12 October 2023
By Mary Bemingham
“I wanted to create a museum for an outdoor space using large-scale replicas of Bronze Age artefacts found in Cork that are beautifully linked to the street’s hospitality heritage” says Fiona Mulholland
A third sculpture was unveiled earlier this month in Cork City as part of the exciting new Island City, Cork’s Urban Sculpture Trail, a Cork City Council project funded by Fáilte Ireland under the Urban Animation Scheme.The artwork Face Cup by artist Fiona Mulholland is a celebration of the county’s rich prehistoric heritage and sits on the facade of the historic Exchange Building on the corner of Princes Street and Oliver Plunkett St. It is part of a unique cultural trail of five contemporary sculptures that are being installed around Cork City this year to encourage locals and visitors to explore new areas of the city and bring art to life on the streets. The first two sculptures, Sentinels on Carey’s Lane and Boom Nouveau on Cook St were installed earlier this summer.
Linking the past to the present, Fiona Mulholland’s artwork of large-scale sculptural reliefs is based on a collection of exceptional Bronze Age ceramic artefacts – a small clay cup decorated with eyes, nose, ears and feet, another pottery vessel with ears and a spoon dating approximately 3800 years old. The original artefacts were excavated by archaeologists working on the site of the N8/N73 Mitchelstown Relief Road in 2004, who have assisted Fiona with ensuring accuracy for the project.
Artist Fiona Mulholland said, “The Exchange Building is such a unique canvas to work on. The three tiers of coursing along the facade reminded me of an Irish dresser and I wanted to pay testament to the rich history of home and hospitality in the building and the surrounding area. I wanted to bring history to life and create a museum for an outdoor space. The ‘Face Cup’ is a curious anthropomorphic cup. It is a rendering of a human face, which was found with a ceramic spoon, and two other vessels. These wonderful artefacts form the basis of the artwork and are rendered three-dimensionally onto the façade of the building.
“I was really inspired by the remarkable archaeological finds that were discovered in Mitchelstown. These three household pottery relics reminded me of the exchanges that we have over tea – and a nod to the building’s name and the street’s hospitality culture. I loved the notion it would bring a smile to someone’s face – it’s a direct exchange and links our past to the future.

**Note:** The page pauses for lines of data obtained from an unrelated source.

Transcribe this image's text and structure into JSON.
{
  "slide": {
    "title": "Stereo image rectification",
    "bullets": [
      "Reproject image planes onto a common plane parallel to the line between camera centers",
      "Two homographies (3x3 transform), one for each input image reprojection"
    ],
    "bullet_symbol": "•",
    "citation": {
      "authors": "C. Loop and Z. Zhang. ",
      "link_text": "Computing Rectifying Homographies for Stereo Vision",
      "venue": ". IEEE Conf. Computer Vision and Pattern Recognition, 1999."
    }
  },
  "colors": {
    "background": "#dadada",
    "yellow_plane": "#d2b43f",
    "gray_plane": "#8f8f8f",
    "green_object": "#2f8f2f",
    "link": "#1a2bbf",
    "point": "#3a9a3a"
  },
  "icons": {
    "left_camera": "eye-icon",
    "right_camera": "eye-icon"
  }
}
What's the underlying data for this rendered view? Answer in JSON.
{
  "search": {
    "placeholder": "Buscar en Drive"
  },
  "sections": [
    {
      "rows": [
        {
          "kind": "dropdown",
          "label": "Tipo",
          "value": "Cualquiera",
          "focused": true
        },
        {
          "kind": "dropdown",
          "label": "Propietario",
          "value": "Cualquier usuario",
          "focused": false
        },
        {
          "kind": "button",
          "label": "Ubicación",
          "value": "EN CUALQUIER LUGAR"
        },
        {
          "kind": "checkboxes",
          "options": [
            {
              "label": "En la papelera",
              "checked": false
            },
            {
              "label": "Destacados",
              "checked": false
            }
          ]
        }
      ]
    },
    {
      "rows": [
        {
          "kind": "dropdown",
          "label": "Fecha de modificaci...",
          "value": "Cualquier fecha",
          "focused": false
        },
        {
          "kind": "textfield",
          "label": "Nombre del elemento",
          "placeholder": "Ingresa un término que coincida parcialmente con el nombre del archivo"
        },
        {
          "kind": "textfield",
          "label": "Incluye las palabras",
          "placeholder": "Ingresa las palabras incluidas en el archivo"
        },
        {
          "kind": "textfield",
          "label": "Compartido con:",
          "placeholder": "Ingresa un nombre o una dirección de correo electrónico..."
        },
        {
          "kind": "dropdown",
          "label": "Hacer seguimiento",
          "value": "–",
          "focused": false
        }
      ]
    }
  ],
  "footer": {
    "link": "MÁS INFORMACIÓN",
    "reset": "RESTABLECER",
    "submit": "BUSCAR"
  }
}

“It was challenging to create a 3D sculpture on the side of a building but I had great support from the archaeologists who made the discovery and some talented craftspeople. The pieces are all handmade in Styrofoam and fibreglass to keep them light in weight and painted gold as a nod to the Bronze Age. I hope that this stops people and they ask what it is. Hopefully they will see it as a nod to the city’s history but with some humour!”
Lord Mayor of Cork, Cllr. Kieran McCarthy, said, “It’s fantastic to see the Face Cup unveiled as part of the growing Island City – Cork City’s Urban Sculpture Trail. The Exchange Building is a significant historic building that informs an important part of our city centre’s character and streetscape. It’s a real delight to see the building take on a new role as host to this beautifully crafted artwork and highlighting the Cork region’s rich prehistoric past. My sincere thanks to Fáilte Ireland for their continued support in exploring the intersection of the city’s stories and artwork.”
Ken Hanley, is a Project Archaeologist with Transport Infrastructure Ireland (formerly known as the National Roads Authority), who oversaw the N8/N73 Mitchelstown Relief Road excavation where the original Face Cup was first discovered by archaeologists from Eachtra Archaeological Projects. He said, “It’s fantastic to see history being brought to life through art like this. The original Face Cup find, dating to the Early Bronze Age, approximately 3800 years old, was truly exceptional in Ireland and virtually unique in Western Europe. Recreating this invaluable piece of history in a modern format will ensure that our history is honoured in the everyday life of the city.”
Michelle Carew, Arts Officer, Cork City Council, said, “We are thrilled to see the third sculpture of Island City – Cork City’s Urban Sculpture Trail, installed on one of the busiest pedestrianised streets in Cork. A hub of outdoor cafes, restaurants and bars, it is fitting that Face Cup is a nod to our city’s heritage and rich tradition of hospitality. We look forward to unveiling the final two sculptures on the trail later this year as we continue to bring art into the public domain and encourage people to discover new views in the city.”
Island City, Cork’s Urban Sculpture Trail is a Cork City Council project funded by Fáilte Ireland under the Urban Animation Scheme, with commissioning support by National Sculpture Factory.